WHAT YOU ARE ASKED TO DO:
Scan the entries below and tally the lines that include "dividend". Return nothing but the tally.

------------------------------------------------------------------------

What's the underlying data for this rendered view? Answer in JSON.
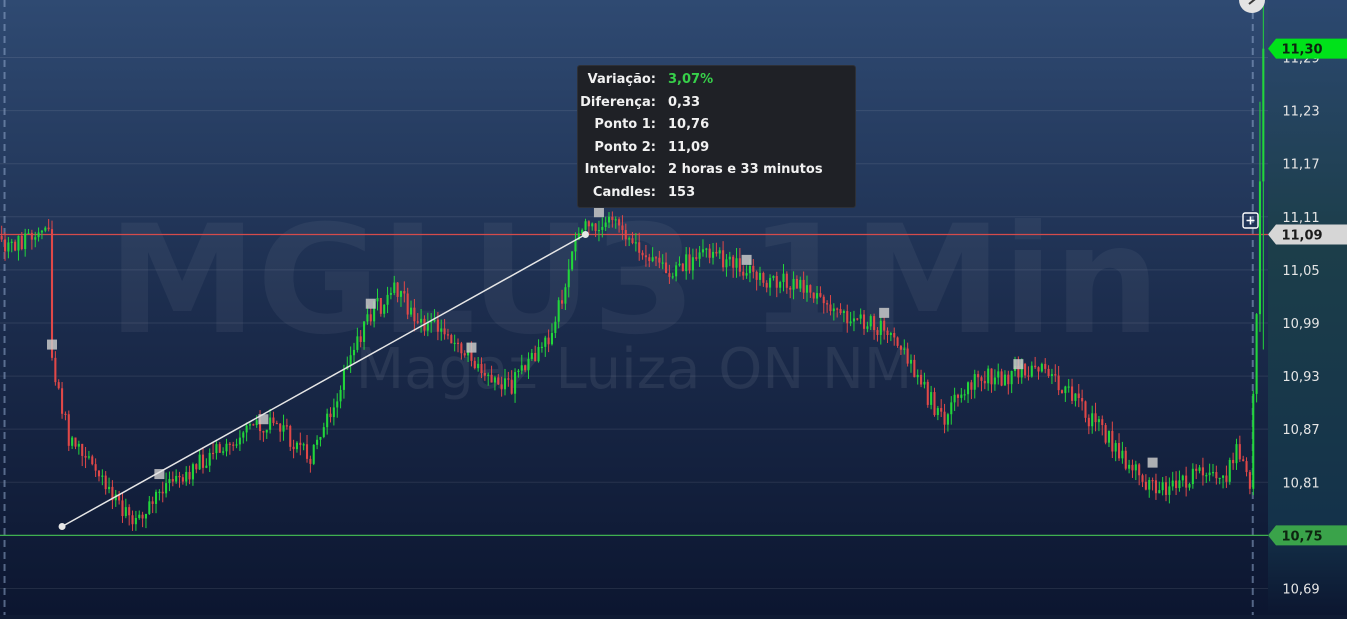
{
  "chart_data": {
    "type": "candlestick",
    "watermark": {
      "symbol": "MGLU3 1Min",
      "name": "Magaz Luiza ON NM"
    },
    "y_axis": {
      "ticks": [
        "11,29",
        "11,23",
        "11,17",
        "11,11",
        "11,05",
        "10,99",
        "10,93",
        "10,87",
        "10,81",
        "10,75",
        "10,69"
      ],
      "ylim": [
        10.66,
        11.355
      ],
      "grid": true
    },
    "price_tags": [
      {
        "label": "11,30",
        "value": 11.3,
        "color": "#00e21a"
      },
      {
        "label": "11,09",
        "value": 11.09,
        "color": "#d6d6d6"
      },
      {
        "label": "10,75",
        "value": 10.75,
        "color": "#3aa34a"
      }
    ],
    "horizontal_lines": [
      {
        "value": 11.09,
        "color": "#d44b4b"
      },
      {
        "value": 10.75,
        "color": "#3fb050"
      }
    ],
    "measure": {
      "point1": 10.76,
      "point2": 11.09,
      "start_index": 18,
      "end_index": 171,
      "tooltip": [
        {
          "label": "Variação:",
          "value": "3,07%",
          "highlight": true
        },
        {
          "label": "Diferença:",
          "value": "0,33",
          "highlight": false
        },
        {
          "label": "Ponto 1:",
          "value": "10,76",
          "highlight": false
        },
        {
          "label": "Ponto 2:",
          "value": "11,09",
          "highlight": false
        },
        {
          "label": "Intervalo:",
          "value": "2 horas e 33 minutos",
          "highlight": false
        },
        {
          "label": "Candles:",
          "value": "153",
          "highlight": false
        }
      ]
    },
    "session_separators": [
      1,
      373
    ],
    "n_candles": 377,
    "keypoints": [
      [
        0,
        11.08
      ],
      [
        14,
        11.09
      ],
      [
        15,
        10.95
      ],
      [
        20,
        10.86
      ],
      [
        30,
        10.81
      ],
      [
        38,
        10.77
      ],
      [
        46,
        10.79
      ],
      [
        58,
        10.83
      ],
      [
        68,
        10.86
      ],
      [
        80,
        10.88
      ],
      [
        92,
        10.84
      ],
      [
        100,
        10.91
      ],
      [
        110,
        11.0
      ],
      [
        118,
        11.03
      ],
      [
        124,
        10.99
      ],
      [
        132,
        10.98
      ],
      [
        142,
        10.94
      ],
      [
        152,
        10.92
      ],
      [
        164,
        10.98
      ],
      [
        172,
        11.09
      ],
      [
        180,
        11.11
      ],
      [
        190,
        11.07
      ],
      [
        200,
        11.05
      ],
      [
        210,
        11.07
      ],
      [
        218,
        11.06
      ],
      [
        228,
        11.04
      ],
      [
        238,
        11.03
      ],
      [
        248,
        11.0
      ],
      [
        260,
        10.99
      ],
      [
        270,
        10.95
      ],
      [
        280,
        10.88
      ],
      [
        290,
        10.93
      ],
      [
        300,
        10.93
      ],
      [
        310,
        10.94
      ],
      [
        320,
        10.9
      ],
      [
        330,
        10.86
      ],
      [
        340,
        10.81
      ],
      [
        348,
        10.8
      ],
      [
        356,
        10.82
      ],
      [
        364,
        10.81
      ],
      [
        368,
        10.85
      ],
      [
        372,
        10.81
      ],
      [
        374,
        11.0
      ],
      [
        376,
        11.3
      ]
    ]
  }
}
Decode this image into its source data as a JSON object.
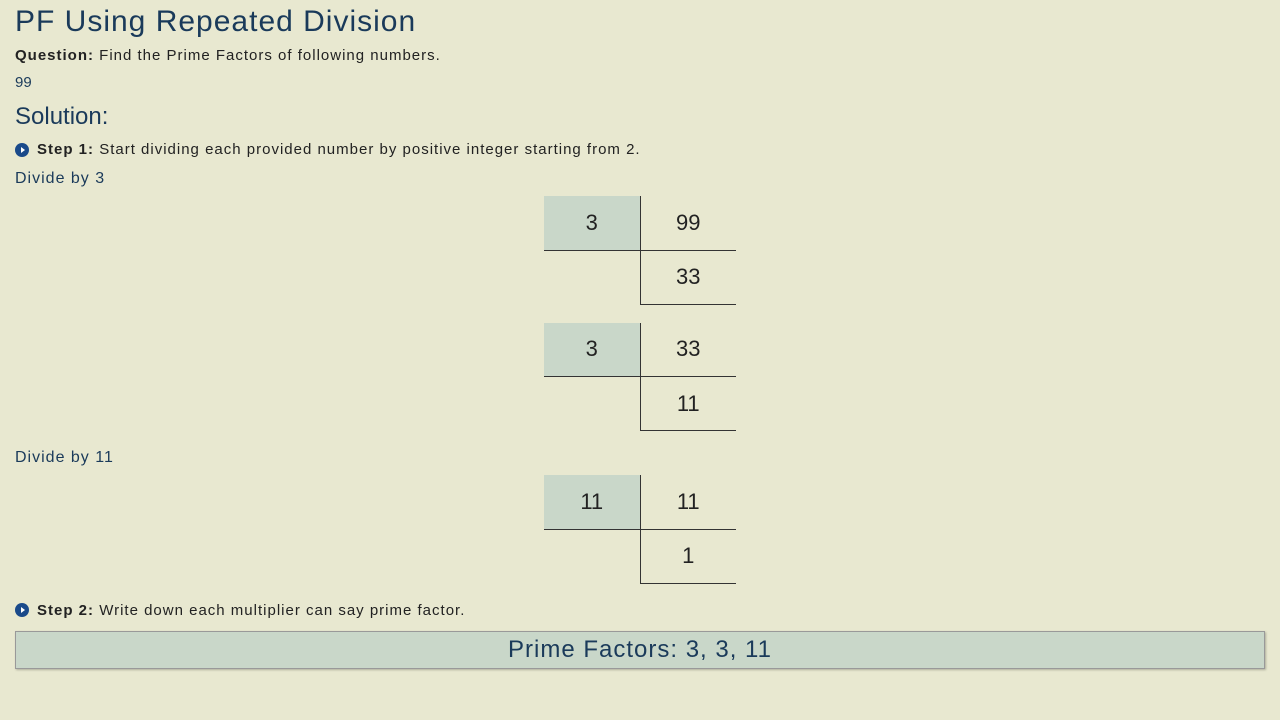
{
  "title": "PF Using Repeated Division",
  "question_label": "Question:",
  "question_text": "Find  the  Prime  Factors   of following  numbers.",
  "target_number": "99",
  "solution_heading": "Solution:",
  "step1_label": "Step 1:",
  "step1_text": "Start  dividing   each   provided   number  by  positive   integer  starting   from  2.",
  "divide_by_3": "Divide  by  3",
  "divide_by_11": "Divide  by  11",
  "div_ops": [
    {
      "divisor": "3",
      "dividend": "99",
      "quotient": "33"
    },
    {
      "divisor": "3",
      "dividend": "33",
      "quotient": "11"
    },
    {
      "divisor": "11",
      "dividend": "11",
      "quotient": "1"
    }
  ],
  "step2_label": "Step 2:",
  "step2_text": "Write  down  each  multiplier  can  say  prime  factor.",
  "answer": "Prime Factors: 3, 3, 11"
}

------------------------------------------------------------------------

ANSWER BOX:
3